It’s a sore point.
The city isn’t helping a Gerritsen Beach man who discovered a massive cache of hypodermic needles and other potentially hazardous medical supplies scattered across the northern bank of Plumb Island on Nov. 6. He gathered what he could in a bucket, but said the city better act fast to claim what’s left before someone gets hurt. He’s tried calling 311 to get help, but the service’s operators aren’t the sharpest needles, he said.
“I took [the bucket] home and called 311, and they bounced me around for the better part of an hour,” said Ray Schaffer, 73, who made the unpleasant discovery. “The people are well-meaning, but they don’t know what to do.”
Schaffer has made a habit of moseying out from his Franklin Court home, heading down to the nearby docks on Shell Bank Creek, and rowing the short distance to Plumb Island for 60 years.
But on one such sojourn, he spotted the last thing you’d care to see on a sandy shoreline, he said.
“Little by little, I saw more,” said Schaffer of the hypodermics. “I picked up a bucket, started picking them up, and the next thing I knew, I had a goodly amount.”
The Gerritsen man found dozens, if not hundreds, of needles — many capped with blue and yellow covers, along with test tubes, he said.
That stretch of shoreline is just north of the Belt Parkway, and Schaffer thinks someone might have pulled their car to the curb and dumped the unwanted medical supplies there. The island has long been a dumping ground — even for unwanted animals.
Or else the tide brought them in, he said.
Either way, without any help from 311, he’s worried the city will miss its chance to scoop up the dangerous syringes before the tide carries them to parts unknown.
“Another tide, if the wind is right, they’ll be floating out,” Schaffer said.
The city refuted Schaffer’s claim operators bounced him around for an hour and said that Schaffer contacted 311 twice — one call lasted less than seven minutes, and a second call lasted just over 13 minutes, according to a 311 spokeswoman.
City officials said the call was confusing but that 311 reps did exactly what they were supposed to do.
It isn’t the first time medical waste has washed up on the shores of New York City. In the late 1980s, the so-called “syringe tide” washed needles up on beaches across the city, Long Island, and the Jersey Shore.

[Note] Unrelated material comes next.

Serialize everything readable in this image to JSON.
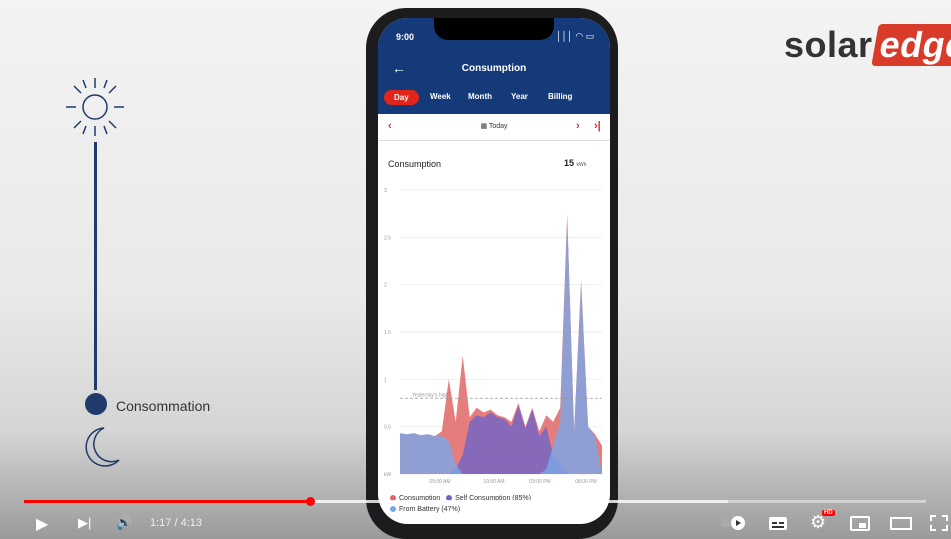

The dangerous filth made national headlines then and was made even more famous when it was referenced in the final verse of Billy Joel’s seminal Baby Boomer rap masterpiece “We Didn’t Start the Fire.”